Guest Editors:

  1. Mu-Yen Chen, National Taichung University of Science and Technology, Taiwan
  2. Francesco Piccialli, University of Naples Federico II, Italy
  3. Tie Qiu, Tianjin University, China
  4. Jason J. Jung, Chung-Ang University, Republic of Korea
  5. Patrick C. K. Hung, University of Ontario Institute of Technology, Canada
  6. Sherali Zeadally, University of Kentucky, USA


Relevant IEEE Access Special Sections:

  1. Smart Caching, Communications, Computing and Cybersecurity for Information-Centric Internet of Things
  2. Healthcare Information Technology for the Extreme and Remote Environments
  3. Internet-of-Things (IoT) Big Data Trust Management

IEEE Access Editor-in-Chief:
Michael Pecht, Professor and Director, CALCE, University of Maryland

Paper submission: Contact Associate Editor and submit manuscript to:
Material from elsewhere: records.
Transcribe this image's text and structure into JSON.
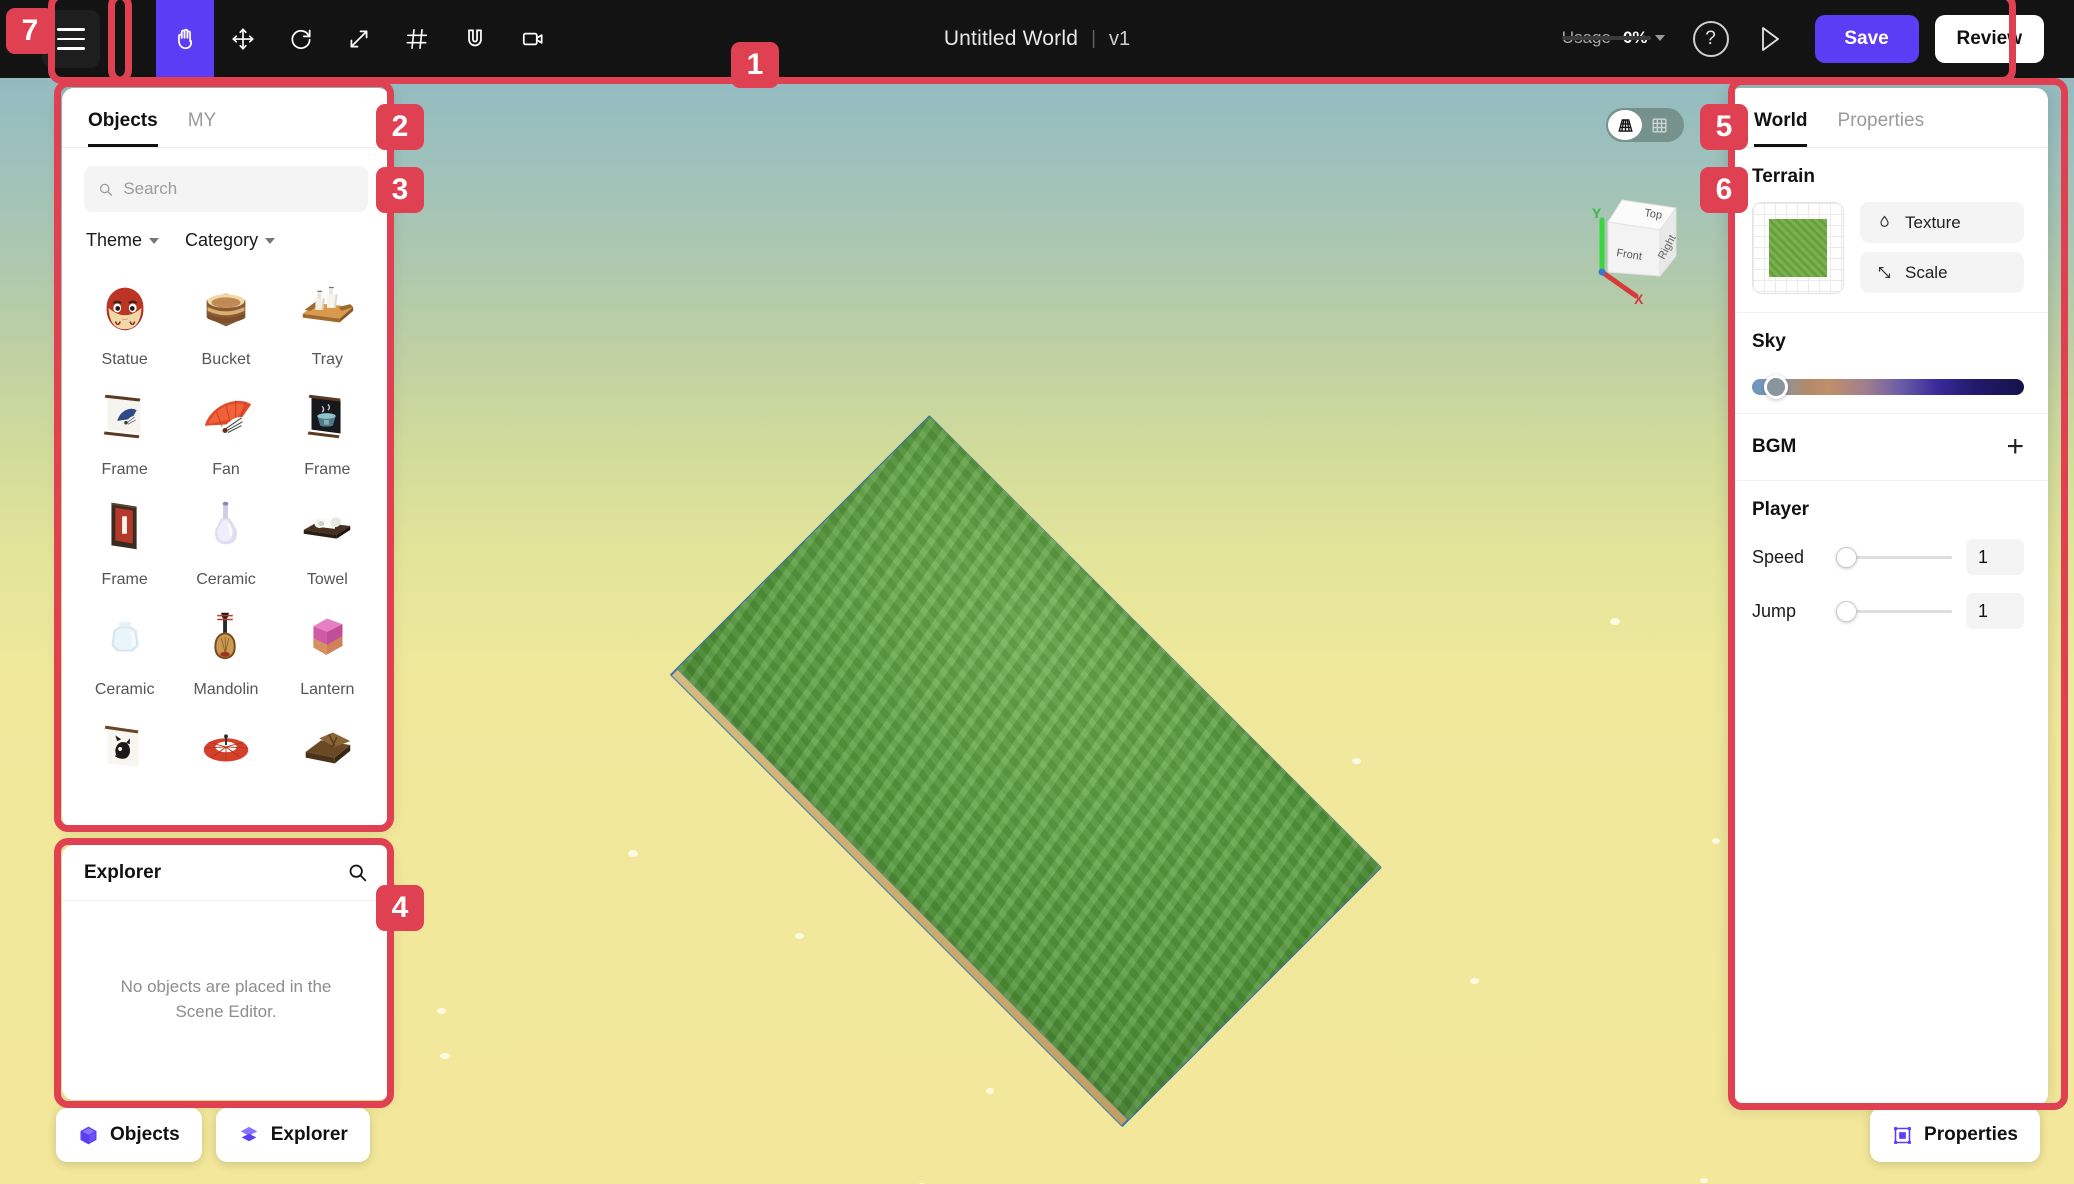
{
  "topbar": {
    "menu_icon": "hamburger-icon",
    "tools": [
      {
        "name": "hand-tool",
        "icon": "hand-icon",
        "active": true
      },
      {
        "name": "move-tool",
        "icon": "move-arrows-icon",
        "active": false
      },
      {
        "name": "rotate-tool",
        "icon": "rotate-icon",
        "active": false
      },
      {
        "name": "scale-tool",
        "icon": "diagonal-arrows-icon",
        "active": false
      },
      {
        "name": "grid-tool",
        "icon": "hash-grid-icon",
        "active": false
      },
      {
        "name": "snap-tool",
        "icon": "magnet-icon",
        "active": false
      },
      {
        "name": "camera-tool",
        "icon": "video-camera-icon",
        "active": false
      }
    ],
    "world_name": "Untitled World",
    "separator": "|",
    "version": "v1",
    "usage_label": "Usage",
    "usage_value": "0%",
    "help_label": "?",
    "save_label": "Save",
    "review_label": "Review",
    "accent": "#5b3df5",
    "background": "#131313"
  },
  "objects_panel": {
    "tabs": [
      {
        "label": "Objects",
        "active": true
      },
      {
        "label": "MY",
        "active": false
      }
    ],
    "search": {
      "value": "",
      "placeholder": "Search"
    },
    "filters": [
      {
        "label": "Theme"
      },
      {
        "label": "Category"
      }
    ],
    "items": [
      {
        "label": "Statue",
        "thumb": "daruma"
      },
      {
        "label": "Bucket",
        "thumb": "bucket"
      },
      {
        "label": "Tray",
        "thumb": "tray"
      },
      {
        "label": "Frame",
        "thumb": "scroll-fan"
      },
      {
        "label": "Fan",
        "thumb": "fan"
      },
      {
        "label": "Frame",
        "thumb": "scroll-bowl"
      },
      {
        "label": "Frame",
        "thumb": "red-frame"
      },
      {
        "label": "Ceramic",
        "thumb": "bottle"
      },
      {
        "label": "Towel",
        "thumb": "towel"
      },
      {
        "label": "Ceramic",
        "thumb": "jar"
      },
      {
        "label": "Mandolin",
        "thumb": "biwa"
      },
      {
        "label": "Lantern",
        "thumb": "lantern"
      },
      {
        "label": "",
        "thumb": "scroll-cat"
      },
      {
        "label": "",
        "thumb": "umbrella"
      },
      {
        "label": "",
        "thumb": "chest"
      }
    ]
  },
  "explorer_panel": {
    "title": "Explorer",
    "search_icon": "search-icon",
    "empty_text": "No objects are placed in the Scene Editor."
  },
  "dock": {
    "objects_label": "Objects",
    "explorer_label": "Explorer",
    "properties_label": "Properties"
  },
  "world_panel": {
    "tabs": [
      {
        "label": "World",
        "active": true
      },
      {
        "label": "Properties",
        "active": false
      }
    ],
    "terrain": {
      "title": "Terrain",
      "texture_label": "Texture",
      "texture_icon": "droplet-icon",
      "scale_label": "Scale",
      "scale_icon": "resize-arrow-icon",
      "swatch_color": "#6aa83c"
    },
    "sky": {
      "title": "Sky",
      "slider_position_pct": 6
    },
    "bgm": {
      "title": "BGM",
      "add_icon": "plus-icon"
    },
    "player": {
      "title": "Player",
      "rows": [
        {
          "label": "Speed",
          "value": "1",
          "position_pct": 0
        },
        {
          "label": "Jump",
          "value": "1",
          "position_pct": 0
        }
      ]
    }
  },
  "viewport": {
    "view_modes": [
      {
        "name": "perspective-grid",
        "active": true
      },
      {
        "name": "flat-grid",
        "active": false
      }
    ],
    "viewcube": {
      "top_label": "Top",
      "front_label": "Front",
      "right_label": "Right",
      "axis_x": "X",
      "axis_y": "Y"
    }
  },
  "annotations": [
    {
      "id": "1"
    },
    {
      "id": "2"
    },
    {
      "id": "3"
    },
    {
      "id": "4"
    },
    {
      "id": "5"
    },
    {
      "id": "6"
    },
    {
      "id": "7"
    }
  ]
}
For inquiries regarding this Special Section, please contact: